Since the release of Kathryn Bigelow's Iraq war film The Hurt Locker, friends and family have been e-mailing and calling to ask what Jeremiah, my boyfriend of several years, thinks of it. Has he seen it yet? Is it realistic? I imagine them wondering: Do they really stuff roadside bombs into the body cavities of dead people?
Jeremiah, I explain, won't see the film, which from what we could tell of the trailer seemed to be about his life and the lives of all the Explosive Ordnance Disposal technicians he knew. Jeremiah did two tours in Iraq with the Navy, the first one disarming IEDs (a.k.a. "improvised explosive devices") inside the Dora Market in southern Baghdad in 2006, and the second one sweeping for roadside bombs in the Al Anbar province. Explaining his job — and what exactly sailors were doing in the Iraqi desert — was always a challenge.
"In short," I'd tell people, "he disarms bombs." Navy EOD techs have the added benefit of knowing how to do this underwater, in scuba gear.
"Isn't that dangerous?" people would invariably respond. What are you supposed to say to that?
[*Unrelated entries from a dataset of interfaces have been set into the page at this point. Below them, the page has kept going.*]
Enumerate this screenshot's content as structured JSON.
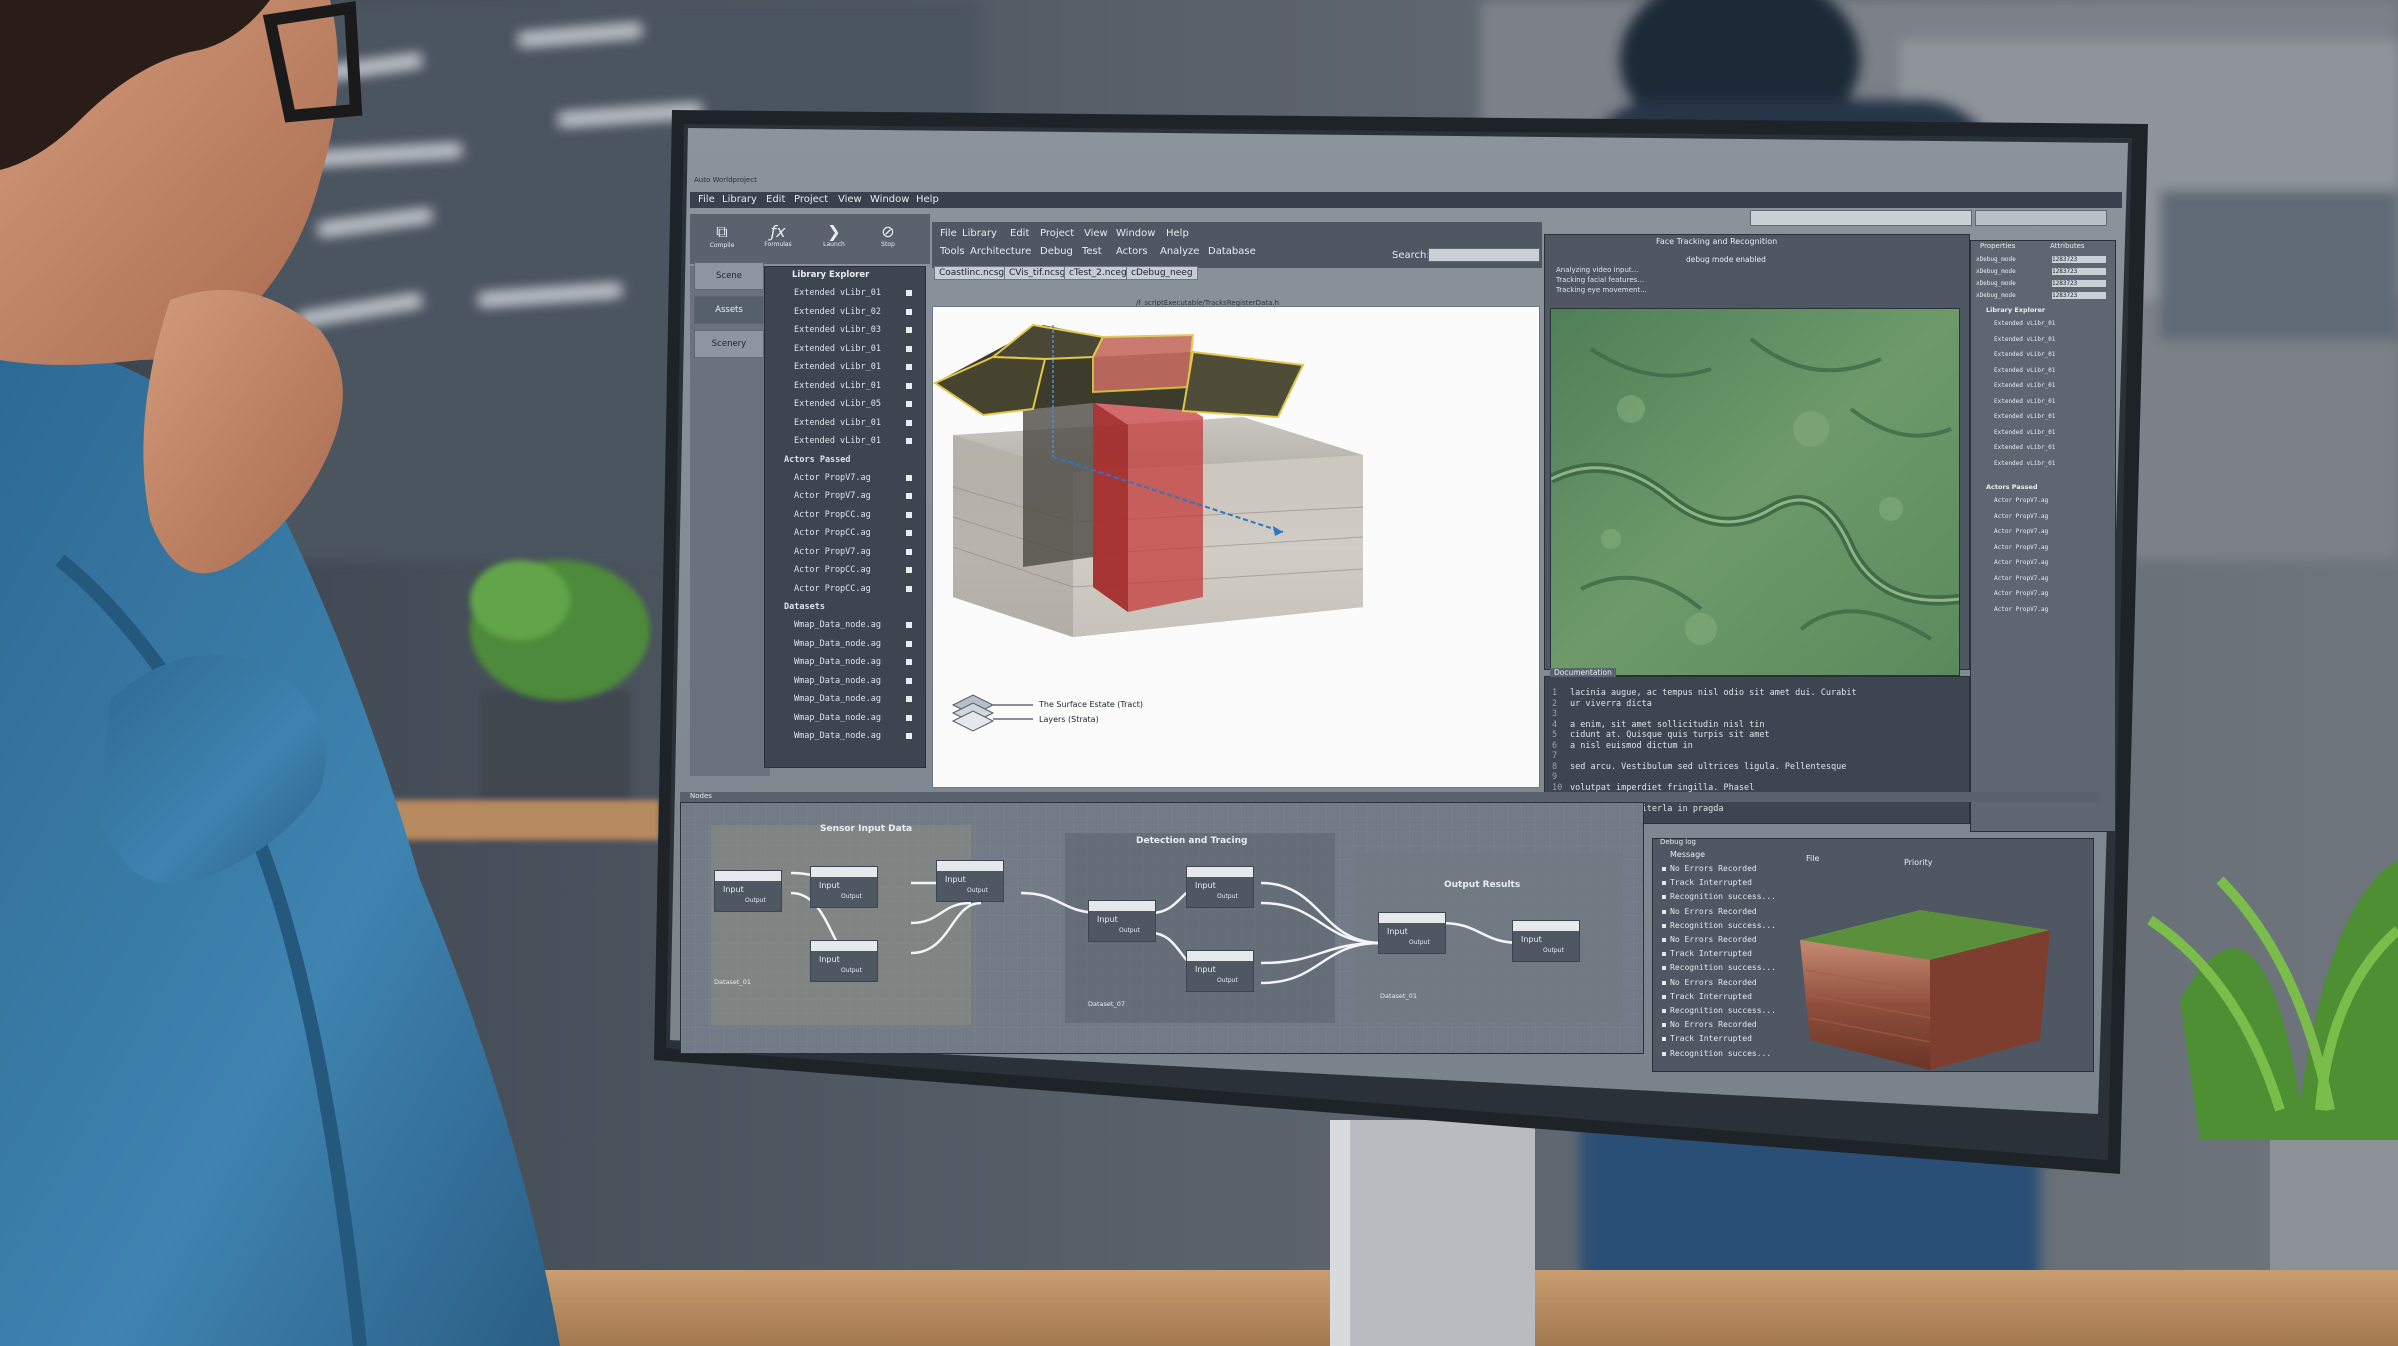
{
  "app": {
    "title": "Auto Worldproject"
  },
  "menu": {
    "top": [
      "File",
      "Library",
      "Edit",
      "Project",
      "View",
      "Window",
      "Help"
    ],
    "secondary_row1": [
      "File",
      "Library",
      "Edit",
      "Project",
      "View",
      "Window",
      "Help"
    ],
    "secondary_row2": [
      "Tools",
      "Architecture",
      "Debug",
      "Test",
      "Actors",
      "Analyze",
      "Database"
    ]
  },
  "toolbar": {
    "buttons": [
      "Compile",
      "Formulas",
      "Launch",
      "Stop"
    ]
  },
  "sidebar": {
    "buttons": [
      "Scene",
      "Assets",
      "Scenery"
    ]
  },
  "search": {
    "label": "Search:",
    "value": ""
  },
  "tabs": [
    "Coastlinc.ncsg",
    "CVis_tif.ncsg",
    "cTest_2.nceg",
    "cDebug_neeg"
  ],
  "viewport_path": "/f_scriptExecutable/TracksRegisterData.h",
  "library_explorer": {
    "title": "Library Explorer",
    "groups": [
      {
        "name": "",
        "items": [
          "Extended vLibr_01",
          "Extended vLibr_02",
          "Extended vLibr_03",
          "Extended vLibr_01",
          "Extended vLibr_01",
          "Extended vLibr_01",
          "Extended vLibr_05",
          "Extended vLibr_01",
          "Extended vLibr_01"
        ]
      },
      {
        "name": "Actors Passed",
        "items": [
          "Actor PropV7.ag",
          "Actor PropV7.ag",
          "Actor PropCC.ag",
          "Actor PropCC.ag",
          "Actor PropV7.ag",
          "Actor PropCC.ag",
          "Actor PropCC.ag"
        ]
      },
      {
        "name": "Datasets",
        "items": [
          "Wmap_Data_node.ag",
          "Wmap_Data_node.ag",
          "Wmap_Data_node.ag",
          "Wmap_Data_node.ag",
          "Wmap_Data_node.ag",
          "Wmap_Data_node.ag",
          "Wmap_Data_node.ag"
        ]
      }
    ]
  },
  "strata_legend": {
    "top": "The Surface Estate (Tract)",
    "bottom": "Layers (Strata)"
  },
  "face_tracking": {
    "title": "Face Tracking and Recognition",
    "status": "debug mode enabled",
    "lines": [
      "Analyzing video input...",
      "Tracking facial features...",
      "Tracking eye movement..."
    ]
  },
  "properties": {
    "tabs": [
      "Properties",
      "Attributes"
    ],
    "rows": [
      {
        "key": "xDebug_mode",
        "value": "1283723"
      },
      {
        "key": "xDebug_mode",
        "value": "1283723"
      },
      {
        "key": "xDebug_mode",
        "value": "1283723"
      },
      {
        "key": "xDebug_mode",
        "value": "1283723"
      }
    ],
    "groups": [
      {
        "name": "Library Explorer",
        "items": [
          "Extended vLibr_01",
          "Extended vLibr_01",
          "Extended vLibr_01",
          "Extended vLibr_01",
          "Extended vLibr_01",
          "Extended vLibr_01",
          "Extended vLibr_01",
          "Extended vLibr_01",
          "Extended vLibr_01",
          "Extended vLibr_01"
        ]
      },
      {
        "name": "Actors Passed",
        "items": [
          "Actor PropV7.ag",
          "Actor PropV7.ag",
          "Actor PropV7.ag",
          "Actor PropV7.ag",
          "Actor PropV7.ag",
          "Actor PropV7.ag",
          "Actor PropV7.ag",
          "Actor PropV7.ag"
        ]
      }
    ]
  },
  "documentation": {
    "title": "Documentation",
    "lines": [
      "lacinia augue, ac tempus nisl odio sit amet dui. Curabit",
      "   ur viverra dicta",
      "",
      "         a enim, sit amet sollicitudin nisl tin",
      "         cidunt at. Quisque quis turpis sit amet",
      "         a nisl euismod dictum in",
      "",
      "sed arcu. Vestibulum sed ultrices ligula. Pellentesque",
      "",
      "volutpat imperdiet fringilla. Phasel",
      "",
      "Use turpis in iterla in pragda"
    ]
  },
  "node_graph": {
    "panel_title": "Nodes",
    "groups": [
      {
        "title": "Sensor Input Data",
        "footer": "Dataset_01"
      },
      {
        "title": "Detection and Tracing",
        "footer": "Dataset_07"
      },
      {
        "title": "Output Results",
        "footer": "Dataset_01"
      }
    ],
    "node_in": "Input",
    "node_out": "Output"
  },
  "debug_log": {
    "panel_title": "Debug log",
    "columns": [
      "Message",
      "File",
      "Priority"
    ],
    "messages": [
      "No Errors Recorded",
      "Track Interrupted",
      "Recognition success...",
      "No Errors Recorded",
      "Recognition success...",
      "No Errors Recorded",
      "Track Interrupted",
      "Recognition success...",
      "No Errors Recorded",
      "Track Interrupted",
      "Recognition success...",
      "No Errors Recorded",
      "Track Interrupted",
      "Recognition succes..."
    ]
  }
}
Last year, Jeremiah did not re-enlist, and so this movie is more about his past than our present. We heard about it a couple of months ago on an EOD message board. Mostly, he didn't want to see the film for a reason that I suspect follows many people who have been to war and who are later confronted with fictionalized versions.
"I don't want to see it because I've actually done it," he said — "it" meaning both war in general and the car bomb scene, in particular, snipped into the trailer. "I don't have a need to see someone else do it."
I wasn't planning to see it either until it occurred to me that all the people I know who have long been curious about Jeremiah will now base their understanding of him on this film. I wanted to know if it was faithful to his experience, as well as to mine in waiting for him to complete both tours. I had also initially assumed The Hurt Locker would be an ignorable dud, another unfortunate Hollywood war mash of heavy metal, buzz cuts and bad words. That everyone from Roger Ebert to NPR has called it quite the opposite — an immediate Oscar short-lister; the best film made yet about Iraq — suddenly made ignoring it impossible, for me at least.
So I went to a matinee by myself. For more than two hours, I felt short of breath. The film has few recuperative lulls: One on top of the other it piles on stories I have heard from Jeremiah — the car bomb, the roadside IED, the bombmaker's cache, the suicide bomber post-blast.
I recognized in the film an EOD sixth sense for details out of place: children where they should not be, cars parked at odd angles, rocks and debris strewn in unnatural order. EODs are always running through a game of I-Spy in which every benign object and stray dog takes on the look of a trigger. Training yourself to think this way is a blessing in the field and a curse that follows you home. I know this because many times Jeremiah and I have been hiking near our home in Georgia and he has pulled me aside from invisible spider webs.
"How did you see that?" I ask.
"Trip lines," he says.
I was later telling him about the movie's success at capturing what he calls back home his "paranoia."
"It definitely saves your life," he said, recalling a memory from his Dora Market days. "Over a period of four days, I watched this 50-pound bag of white rice move down the street. On a Tuesday, it was up against the wall, and every day I drove by, it got an inch closer to the road. On the fourth day, we're parked right by it."
When he sliced the bag open, it turned out to be full of homemade explosives, still waiting for a charge.
Now he wanted to know all about the film, although he still wasn't planning to see it. Did it show the bodies? Because most people think cutting wires is cool, but they don't think of the bodies.
I can't speak to the technical accuracy of the film (although I'm pretty sure it is never protocol to remove your bomb suit while handling a trunkload of mortar rounds because you would rather "die comfortable"). But the fundamental nature of the job — its total selflessness while chasing a high that is, in other ways, very selfish — seemed pitch-perfect. I have heard Jeremiah tell people many times that he went into EOD because he wanted to save lives instead of taking them. Director Kathryn Bigelow gets this.
In narrowing in on EOD techs, of all little-celebrated specialties in combat, the film also got what Jeremiah told me several years ago about Iraq: that the central battle there is not between infantrymen and insurgents, but between the bombmakers and the soldiers who disarm them, over and over again, in a cyclical game that turns cell phones into weapons and children into suspects, rendering every lesson of conventional warfare useless.
Listening to me talk about the movie, Jeremiah admitted to another reason for not wanting to see it: "It might make me want to go back."
Emily Badger is a freelance writer in Atlanta; "The Hurt Locker" is showing at Regal Cinemas Hollywood 20 in Sarasota. Call (941) 954-5768 for show times.